───── DATASET RECORDS
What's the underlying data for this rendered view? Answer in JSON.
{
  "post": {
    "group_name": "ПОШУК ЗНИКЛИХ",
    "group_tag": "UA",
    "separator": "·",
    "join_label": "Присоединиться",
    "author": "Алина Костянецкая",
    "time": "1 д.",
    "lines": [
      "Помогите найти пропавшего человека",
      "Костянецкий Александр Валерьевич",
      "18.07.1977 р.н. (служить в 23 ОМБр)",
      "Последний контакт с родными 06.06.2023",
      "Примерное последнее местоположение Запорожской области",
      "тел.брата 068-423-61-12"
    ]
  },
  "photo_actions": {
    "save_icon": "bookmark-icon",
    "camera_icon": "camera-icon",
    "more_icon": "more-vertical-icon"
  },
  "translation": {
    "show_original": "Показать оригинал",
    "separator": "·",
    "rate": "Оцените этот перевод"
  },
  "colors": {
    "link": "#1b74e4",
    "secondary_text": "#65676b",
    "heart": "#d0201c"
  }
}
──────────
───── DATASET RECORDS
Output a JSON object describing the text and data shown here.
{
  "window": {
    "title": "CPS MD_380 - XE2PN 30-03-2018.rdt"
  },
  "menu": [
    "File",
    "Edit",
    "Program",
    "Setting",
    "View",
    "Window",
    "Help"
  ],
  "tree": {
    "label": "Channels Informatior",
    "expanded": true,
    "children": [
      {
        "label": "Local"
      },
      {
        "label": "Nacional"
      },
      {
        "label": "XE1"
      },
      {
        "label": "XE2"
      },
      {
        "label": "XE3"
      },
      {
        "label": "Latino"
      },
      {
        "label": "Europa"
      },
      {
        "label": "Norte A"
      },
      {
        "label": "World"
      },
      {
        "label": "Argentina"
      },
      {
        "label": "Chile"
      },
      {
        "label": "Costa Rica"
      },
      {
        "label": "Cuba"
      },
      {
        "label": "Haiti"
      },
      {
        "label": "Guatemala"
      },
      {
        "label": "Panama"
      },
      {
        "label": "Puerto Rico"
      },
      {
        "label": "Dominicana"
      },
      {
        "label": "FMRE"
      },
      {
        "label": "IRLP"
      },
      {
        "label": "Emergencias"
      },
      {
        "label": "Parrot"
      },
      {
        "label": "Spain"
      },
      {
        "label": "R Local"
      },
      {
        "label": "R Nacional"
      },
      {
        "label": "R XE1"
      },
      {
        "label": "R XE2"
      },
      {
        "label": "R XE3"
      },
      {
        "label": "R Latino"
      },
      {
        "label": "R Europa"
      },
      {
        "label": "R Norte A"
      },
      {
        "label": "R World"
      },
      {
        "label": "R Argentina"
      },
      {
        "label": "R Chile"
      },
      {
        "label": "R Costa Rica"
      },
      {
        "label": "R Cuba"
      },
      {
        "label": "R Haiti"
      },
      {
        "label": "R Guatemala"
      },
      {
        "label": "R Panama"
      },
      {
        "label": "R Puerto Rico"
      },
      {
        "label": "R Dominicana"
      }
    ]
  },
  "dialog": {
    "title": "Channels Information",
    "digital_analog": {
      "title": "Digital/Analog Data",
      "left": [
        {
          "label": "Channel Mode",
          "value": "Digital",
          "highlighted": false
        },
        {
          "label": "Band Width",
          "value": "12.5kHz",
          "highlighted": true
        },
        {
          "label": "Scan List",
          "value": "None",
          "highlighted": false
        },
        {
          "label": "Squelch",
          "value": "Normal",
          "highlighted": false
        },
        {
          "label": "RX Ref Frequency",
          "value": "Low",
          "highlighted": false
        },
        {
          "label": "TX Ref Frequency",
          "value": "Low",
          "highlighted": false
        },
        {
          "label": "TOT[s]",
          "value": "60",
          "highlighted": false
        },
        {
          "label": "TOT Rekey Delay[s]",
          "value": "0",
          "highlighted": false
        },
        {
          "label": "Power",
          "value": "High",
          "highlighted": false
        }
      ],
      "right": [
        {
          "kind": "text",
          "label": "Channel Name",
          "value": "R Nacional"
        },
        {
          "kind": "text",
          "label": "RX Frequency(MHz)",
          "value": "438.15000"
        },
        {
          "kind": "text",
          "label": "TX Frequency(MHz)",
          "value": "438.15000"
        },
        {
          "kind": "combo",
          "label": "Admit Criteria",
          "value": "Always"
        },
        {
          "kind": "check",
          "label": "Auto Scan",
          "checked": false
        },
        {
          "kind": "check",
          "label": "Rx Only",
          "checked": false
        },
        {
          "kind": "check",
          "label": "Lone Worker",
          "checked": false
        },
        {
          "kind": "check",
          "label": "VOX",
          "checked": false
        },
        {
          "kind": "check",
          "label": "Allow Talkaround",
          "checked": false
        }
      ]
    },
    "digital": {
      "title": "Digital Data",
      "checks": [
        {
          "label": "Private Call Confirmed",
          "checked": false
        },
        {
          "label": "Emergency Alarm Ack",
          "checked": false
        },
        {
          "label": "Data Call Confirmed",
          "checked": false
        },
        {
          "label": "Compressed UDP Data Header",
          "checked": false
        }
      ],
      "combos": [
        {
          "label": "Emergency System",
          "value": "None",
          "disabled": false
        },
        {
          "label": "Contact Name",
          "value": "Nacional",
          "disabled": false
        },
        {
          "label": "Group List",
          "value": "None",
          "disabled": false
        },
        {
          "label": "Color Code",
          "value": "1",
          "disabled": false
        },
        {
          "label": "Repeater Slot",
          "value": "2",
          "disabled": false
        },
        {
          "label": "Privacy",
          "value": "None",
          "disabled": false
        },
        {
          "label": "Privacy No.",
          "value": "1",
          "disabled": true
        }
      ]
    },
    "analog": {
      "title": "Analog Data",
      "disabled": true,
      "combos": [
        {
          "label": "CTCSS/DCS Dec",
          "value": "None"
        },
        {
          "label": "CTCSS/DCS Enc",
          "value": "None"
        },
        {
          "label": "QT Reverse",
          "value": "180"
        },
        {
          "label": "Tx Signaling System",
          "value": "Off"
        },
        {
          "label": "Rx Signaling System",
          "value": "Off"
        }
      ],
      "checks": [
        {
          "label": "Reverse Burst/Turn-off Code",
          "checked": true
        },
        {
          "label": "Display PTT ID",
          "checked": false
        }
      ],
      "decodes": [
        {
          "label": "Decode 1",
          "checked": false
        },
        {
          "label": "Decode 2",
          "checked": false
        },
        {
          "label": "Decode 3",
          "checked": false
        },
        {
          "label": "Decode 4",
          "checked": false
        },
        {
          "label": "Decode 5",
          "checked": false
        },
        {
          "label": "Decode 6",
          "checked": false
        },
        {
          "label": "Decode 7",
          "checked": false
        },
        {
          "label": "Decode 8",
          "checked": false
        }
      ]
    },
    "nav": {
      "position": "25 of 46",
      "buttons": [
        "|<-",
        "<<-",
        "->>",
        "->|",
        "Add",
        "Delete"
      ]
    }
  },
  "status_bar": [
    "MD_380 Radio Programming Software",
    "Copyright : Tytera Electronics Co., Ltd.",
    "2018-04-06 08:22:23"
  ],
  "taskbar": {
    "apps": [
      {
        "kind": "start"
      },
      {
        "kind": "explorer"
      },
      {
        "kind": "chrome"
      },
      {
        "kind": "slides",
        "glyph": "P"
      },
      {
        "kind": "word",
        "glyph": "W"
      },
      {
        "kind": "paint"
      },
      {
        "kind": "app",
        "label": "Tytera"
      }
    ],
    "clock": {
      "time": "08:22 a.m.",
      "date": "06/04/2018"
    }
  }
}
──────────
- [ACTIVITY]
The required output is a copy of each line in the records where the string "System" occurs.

- [RESULT OF THIS EXERCISE]
          "label": "Emergency System",
          "label": "Tx Signaling System",
          "label": "Rx Signaling System",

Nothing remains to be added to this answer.